Section 1692g(a) of the FDCPA mandates the sending of a “validation” notice within five days of a debt collector’s initial communication with a consumer. Section 1692g(b) provides that if the consumer provides timely, written invocation of his or her rights, the debt collector must cease all of its collection efforts until it has complied with the Act by mailing to the consumer verification of the debt, a copy of a judgment, and/or the name and address of the original creditor, depending on which right has been invoked.
Both the text of the FDCPA and the applicable case law make it clear that Section 1692g does not provide a grace period. A debt collector is free to collect during the thirty-day period as long as it does not overshadow or contradict the consumer’s thirty-day rights. But what if the debt collector initiates a process that is not readily stopped if the consumer makes a timely request for validation? Whether easy or difficult, the Act mandates that the debt collector cease its collection efforts until the required information has been mailed to the consumer.
In Scott v. Trott Law, P.C., the defendant initiated non-judicial foreclosure proceedings during the consumer’s thirty-day FDCPA validation period. Starting two weeks after sending its FDCPA notice, Trott took multiple actions to initiate the foreclosure on Scott’s home, including: arranging a sheriff’s sale for a Foreclosure of Mortgage by Advertisement; preparing a Notice of Mortgage Foreclosure Sale to be posted on the premises of Scott’s home and published for four consecutive weeks in a newspaper; contacting the local newspaper to schedule the posting and the four publications of the Notice; and mailing a copy of the Notice to Scott. However, Scott sent a letter to Trott, timely disputing the validity of the debt and claiming he was current on his mortgage, and that all payments had been made in accordance with a court order entered in prior litigation over the delinquency of this mortgage.
Trott claimed that after receiving the Dispute Letter it ceased collection of the debt and contacted its client to confirm the debt’s validity.
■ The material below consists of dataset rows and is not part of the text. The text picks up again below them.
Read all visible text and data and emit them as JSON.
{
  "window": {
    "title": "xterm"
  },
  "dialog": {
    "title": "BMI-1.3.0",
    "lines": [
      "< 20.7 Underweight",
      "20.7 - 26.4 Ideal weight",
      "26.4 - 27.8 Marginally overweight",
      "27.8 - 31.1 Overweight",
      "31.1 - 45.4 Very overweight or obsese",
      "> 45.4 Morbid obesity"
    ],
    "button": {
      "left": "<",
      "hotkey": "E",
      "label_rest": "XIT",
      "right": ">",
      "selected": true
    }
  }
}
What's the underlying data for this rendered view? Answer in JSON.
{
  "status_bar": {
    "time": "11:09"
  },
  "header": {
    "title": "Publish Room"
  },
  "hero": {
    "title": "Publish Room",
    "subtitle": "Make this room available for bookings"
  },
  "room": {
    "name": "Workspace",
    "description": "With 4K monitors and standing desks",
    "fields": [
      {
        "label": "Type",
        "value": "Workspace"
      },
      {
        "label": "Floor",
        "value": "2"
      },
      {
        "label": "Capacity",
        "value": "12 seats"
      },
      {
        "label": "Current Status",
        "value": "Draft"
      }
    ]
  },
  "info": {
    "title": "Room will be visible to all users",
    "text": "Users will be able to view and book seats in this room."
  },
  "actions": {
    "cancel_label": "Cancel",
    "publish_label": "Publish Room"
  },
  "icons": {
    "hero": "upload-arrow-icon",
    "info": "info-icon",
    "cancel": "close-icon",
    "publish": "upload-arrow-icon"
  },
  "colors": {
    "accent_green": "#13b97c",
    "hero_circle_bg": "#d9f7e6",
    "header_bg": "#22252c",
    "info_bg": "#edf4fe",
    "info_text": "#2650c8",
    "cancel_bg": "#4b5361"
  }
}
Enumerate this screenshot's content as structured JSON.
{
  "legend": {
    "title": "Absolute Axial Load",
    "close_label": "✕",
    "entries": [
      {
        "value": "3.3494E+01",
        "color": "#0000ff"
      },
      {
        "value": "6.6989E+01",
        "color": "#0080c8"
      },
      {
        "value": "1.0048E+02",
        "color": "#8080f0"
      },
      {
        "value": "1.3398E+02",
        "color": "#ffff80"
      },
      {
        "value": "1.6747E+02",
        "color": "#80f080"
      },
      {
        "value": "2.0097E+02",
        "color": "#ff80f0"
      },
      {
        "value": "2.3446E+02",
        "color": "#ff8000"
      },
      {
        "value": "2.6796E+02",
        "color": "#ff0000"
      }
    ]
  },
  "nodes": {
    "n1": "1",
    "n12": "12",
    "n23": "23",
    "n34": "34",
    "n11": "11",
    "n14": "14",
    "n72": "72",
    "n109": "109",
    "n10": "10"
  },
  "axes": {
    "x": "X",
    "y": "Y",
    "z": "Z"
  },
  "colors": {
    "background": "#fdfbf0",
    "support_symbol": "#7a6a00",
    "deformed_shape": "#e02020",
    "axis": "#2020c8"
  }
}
However, the Notice of Sale was posted on the premises three days after Trott received Scott’s dispute, and it was published in the newspaper three times following Trott’s receipt of the dispute. Trott did not send Scott a verification of the debt, and Scott sued to enjoin the sale. Trott filed a response opposing the injunction, and just hours prior to the hearing on the motion for the preliminary injunction, Scott filed for Chapter 13 bankruptcy. The scheduled sheriff’s foreclosure sale did not take place, and the motion for an injunction was stayed pending verification of the debt.
Scott alleged, inter alia, that Trott had violated Section 1692g(b) of the FDCPA by failing to cease its collection efforts until it had mailed to him verification of the debt. The district court granted summary judgment, holding that Trott had ceased collection of the debt because Trott itself performed no more activity. The Sixth Circuit reversed, holding that Trott, by not taking steps to stop the actions already in motion, had failed to cease its collections efforts as required by the Act.
Under Michigan law, a party executing a Foreclosure of Mortgage by Advertisement must publish a detailed Notice for four consecutive weeks in a county newspaper and post the Notice in a conspicuous place on the premises. The Court of Appeals held that this publication of notice “qualifies under the FDCPA as an ‘initial communication’ with the debtor.”
Trott claimed that it was not the one performing the activity at issue, arguing that “[t]he publications and posting, that Scott attempts to bootstrap to Trott, were ordered by Trott prior to the receipt of the [Dispute Letter] and were actions by third-parties other than Trott.” Although the district court accepted that argument, the Court of Sppeals did not:
The issue before us is whether FDCPA’s requirement that a debt collector must “cease collection of the debt” after receiving a Dispute Letter required Trott to stop the subsequent newspaper publications from appearing, stop the home posting from occurring, and stop the sheriff’s sale from taking place. We find that it does. To read the FDCPA as the district court did would render the Dispute Letter a nullity.
This decision from the Sixth Circuit makes it clear that upon timely invocation of a debtor’s validation rights a debt collector must do more than cease its own collection activities. It must also put a stop to all collection activities and processes that it has put into motion.
It follows then that the statute imposes on the “debt collector” an obligation to stop the “collection of the debt.” . . . We find that, at a minimum, “collection of the debt”” in a statutorily created process such as Michigan’s foreclosure by advertisement must include any activities that attempt to satisfy the essential statutorily required elements of that process.
The Sixth Circuit held that a timely dispute letter must “stop the clock” on the initiated foreclosure, expanding the duty to cease to include ensuring that agents and independent contractors halt the furtherance of the collection activity. This decision could have significant impact in cases where a debt collector sues the debtor during the validation period. The receipt of a timely dispute or validation request could require recall of process that is out for service, cancellation of appearance day hearings, and possibly even the expansion of the time period for the debtor to respond to the lawsuit. In the wake of this decision debt collectors may need to rethink the advisability of pursuing litigation or other remedies during the FDCPA’s validation period.